“We are still well early in the process,” said Triton Assistant Superintendent Brian Forget. “We are certainly not ready to be giving assessment numbers to the towns or to have them assuming that the (school) committee has made any decisions, because we are still talking in the hypothetical.”
Triton’s FY14 budget was $38,635,975, but there is no set dollar amount for what the Triton FY15 will be at the moment. The process of nailing that down begins at the School Committee meeting in the high school library on Wednesday night. A final Triton budget proposal will be delivered a week later.
“On the 5th, we will have some pretty clear guidance, because we obviously want to bring them a document back a week later that they are going to approve,” Forget said. “So the guidance that we receive on 5th of February will certainly be very telling.”
Patrick’s FY15 plan proposes a 4.9 increase in state spending to $36.374 billion, $204.9 million of which is an increase in education funding which will raise Chapter 70 funding to $4.4 billion.
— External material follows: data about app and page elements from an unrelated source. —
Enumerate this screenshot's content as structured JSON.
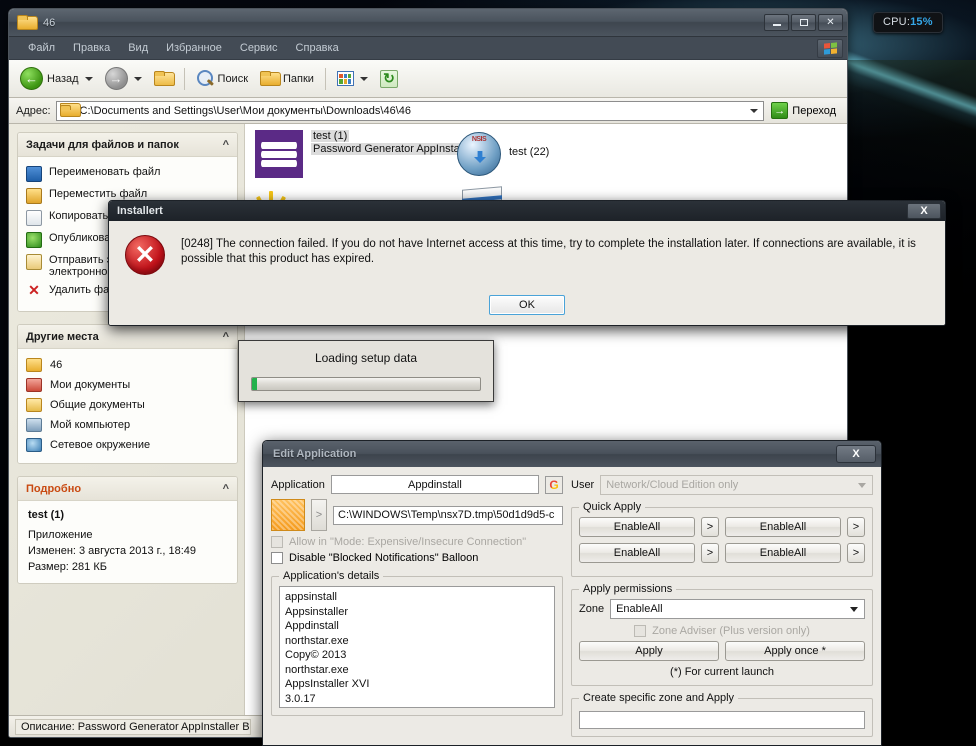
{
  "desktop": {
    "cpu_gadget": {
      "label": "CPU:",
      "value": "15%"
    }
  },
  "explorer": {
    "title": "46",
    "menus": [
      "Файл",
      "Правка",
      "Вид",
      "Избранное",
      "Сервис",
      "Справка"
    ],
    "toolbar": {
      "back": "Назад",
      "search": "Поиск",
      "folders": "Папки"
    },
    "address": {
      "label": "Адрес:",
      "value": "C:\\Documents and Settings\\User\\Мои документы\\Downloads\\46\\46",
      "go_label": "Переход"
    },
    "sidebar": {
      "tasks_panel": {
        "title": "Задачи для файлов и папок",
        "items": [
          "Переименовать файл",
          "Переместить файл",
          "Копировать файл",
          "Опубликовать файл в веб",
          "Отправить этот файл по электронной почте",
          "Удалить файл"
        ]
      },
      "places_panel": {
        "title": "Другие места",
        "items": [
          "46",
          "Мои документы",
          "Общие документы",
          "Мой компьютер",
          "Сетевое окружение"
        ]
      },
      "details_panel": {
        "title": "Подробно",
        "file_name": "test (1)",
        "file_type": "Приложение",
        "modified": "Изменен: 3 августа 2013 г., 18:49",
        "size": "Размер: 281 КБ"
      }
    },
    "files": [
      {
        "name": "test (1)",
        "subtitle": "Password Generator AppInsta...",
        "icon": "stacked-layers-icon"
      },
      {
        "name": "test (22)",
        "subtitle": "",
        "icon": "nsis-installer-icon"
      }
    ],
    "statusbar": "Описание: Password Generator AppInstaller Версия"
  },
  "installert_dialog": {
    "title": "Installert",
    "message": "[0248] The connection failed. If you do not have Internet access at this time, try to complete the installation later. If connections are available, it is possible that this product has expired.",
    "ok_label": "OK",
    "close_label": "X"
  },
  "loading_dialog": {
    "title": "Loading setup data",
    "progress_percent": 2
  },
  "edit_application": {
    "title": "Edit Application",
    "close_label": "X",
    "application_label": "Application",
    "application_name": "Appdinstall",
    "google_button": "G",
    "expand_button": ">",
    "path_value": "C:\\WINDOWS\\Temp\\nsx7D.tmp\\50d1d9d5-c",
    "checkbox_allow": "Allow in \"Mode: Expensive/Insecure Connection\"",
    "checkbox_disable": "Disable \"Blocked Notifications\" Balloon",
    "details_group": "Application's details",
    "details_lines": [
      "appsinstall",
      "Appsinstaller",
      "Appdinstall",
      "northstar.exe",
      "Copy© 2013",
      "northstar.exe",
      "AppsInstaller XVI",
      "3.0.17"
    ],
    "user_label": "User",
    "user_value": "Network/Cloud Edition only",
    "quick_apply_group": "Quick Apply",
    "quick_apply_buttons": [
      "EnableAll",
      "EnableAll",
      "EnableAll",
      "EnableAll"
    ],
    "quick_apply_more": ">",
    "apply_permissions_group": "Apply permissions",
    "zone_label": "Zone",
    "zone_value": "EnableAll",
    "zone_adviser": "Zone Adviser (Plus version only)",
    "apply_label": "Apply",
    "apply_once_label": "Apply once *",
    "footnote": "(*) For current launch",
    "create_zone_group": "Create specific zone and Apply"
  }
}
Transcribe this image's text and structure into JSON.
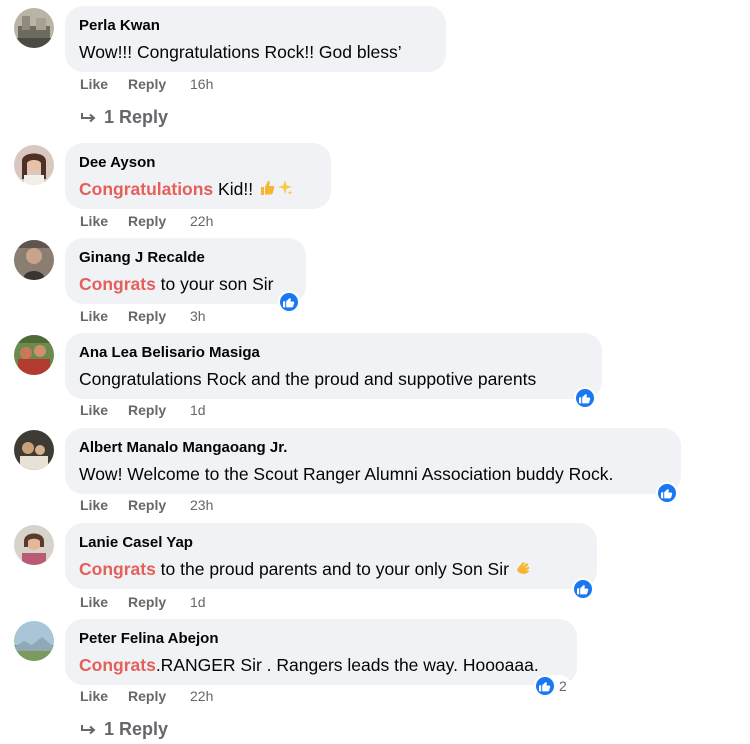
{
  "actions": {
    "like": "Like",
    "reply": "Reply"
  },
  "icons": {
    "like_reaction": "thumbs-up-icon",
    "reply_arrow": "reply-arrow-icon"
  },
  "colors": {
    "bubble": "#f0f2f5",
    "highlight": "#e4605a",
    "like_blue": "#1877f2",
    "muted": "#65676b"
  },
  "comments": [
    {
      "author": "Perla Kwan",
      "text": "Wow!!! Congratulations Rock!! God bless’",
      "time": "16h",
      "replies": "1 Reply"
    },
    {
      "author": "Dee Ayson",
      "highlight": "Congratulations",
      "text": " Kid!!",
      "time": "22h"
    },
    {
      "author": "Ginang J Recalde",
      "highlight": "Congrats",
      "text": " to your son Sir",
      "time": "3h"
    },
    {
      "author": "Ana Lea Belisario Masiga",
      "text": "Congratulations Rock and the proud and suppotive parents",
      "time": "1d"
    },
    {
      "author": "Albert Manalo Mangaoang Jr.",
      "text": "Wow! Welcome to the Scout Ranger Alumni Association buddy Rock.",
      "time": "23h"
    },
    {
      "author": "Lanie Casel Yap",
      "highlight": "Congrats",
      "text": " to the proud parents and to your only Son Sir",
      "time": "1d"
    },
    {
      "author": "Peter Felina Abejon",
      "highlight": "Congrats",
      "text": ".RANGER Sir . Rangers leads the way. Hoooaaa.",
      "time": "22h",
      "reaction_count": "2",
      "replies": "1 Reply"
    }
  ]
}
“The state knows that we should be spending more than that to provide for an adequate education,” Forget said. “But the (Chapter 70) formula doesn’t recognize it. In a perfect world, every town would pay a minimum, then Chapter 70 would provide the rest. But because every town is spending well above the minimum to provide basic services, it gets confusing, especially as a region.”
Most cities and towns in the Commonwealth are spending well above Chapter 70 foundation since the formula has not been adjusted since the Mass. Education Reform Act of 1993. Currently, Chapter 70 is contributing $1.2 million to Triton for FY15 which is also projecting $175,000 in new revenues, leaving around $1 million to come from somewhere else.
“Nothing is decided,” Forget said. “There is about $1.2 million in new expenditures and there is a possibility of assessing $1 million more to the three towns. The process is now ongoing.”
Currently involved in his eighth school budget as a Rowley selectman, Dave Petersen had a look at the budget proposals during a special school committee meeting on Saturday, Jan. 25 and said this year’s model is nothing new.
“They are not looking for anything outlandish or out of the ordinary,” Petersen said. “Obviously, costs are going up for the schools just like anything else. The numbers are starting at a reasonable level and I’m sure there will be some back-and-forth. I think we should be able to come to some agreement without too much trouble as far as Rowley is concerned. We are all kind of hoping that the governor would propose some increases in local aid and that the increases in Chapter 70 would be bigger. But we’ll see what happens as it goes through the legislative process.”
Requests for reinforcements in technology and special education were at the top of the five principals’ wish lists while maintenance and repairs to all the school buildings were among the must-do items. Forget said that class size and student support are sacred items to the district and stressed no one is talking cuts at this time.
“No one can make any assumptions yet,” Forget said. “We are still teasing out the must-dos but people need to be affirmed that we are focusing on a budget that is a must-do budget. I wouldn’t even venture a guess on what the bottom line would be.”
The final budget numbers are due to be presented to the three towns on March 15. The budget must then pass in two of the three towns.
“It’s going to be a very tight year,” Forget said. “Last year we had a lot of savings to offset increases. Increases aren’t going up exorbitantly but it’s looking a lot tighter than it did last year.”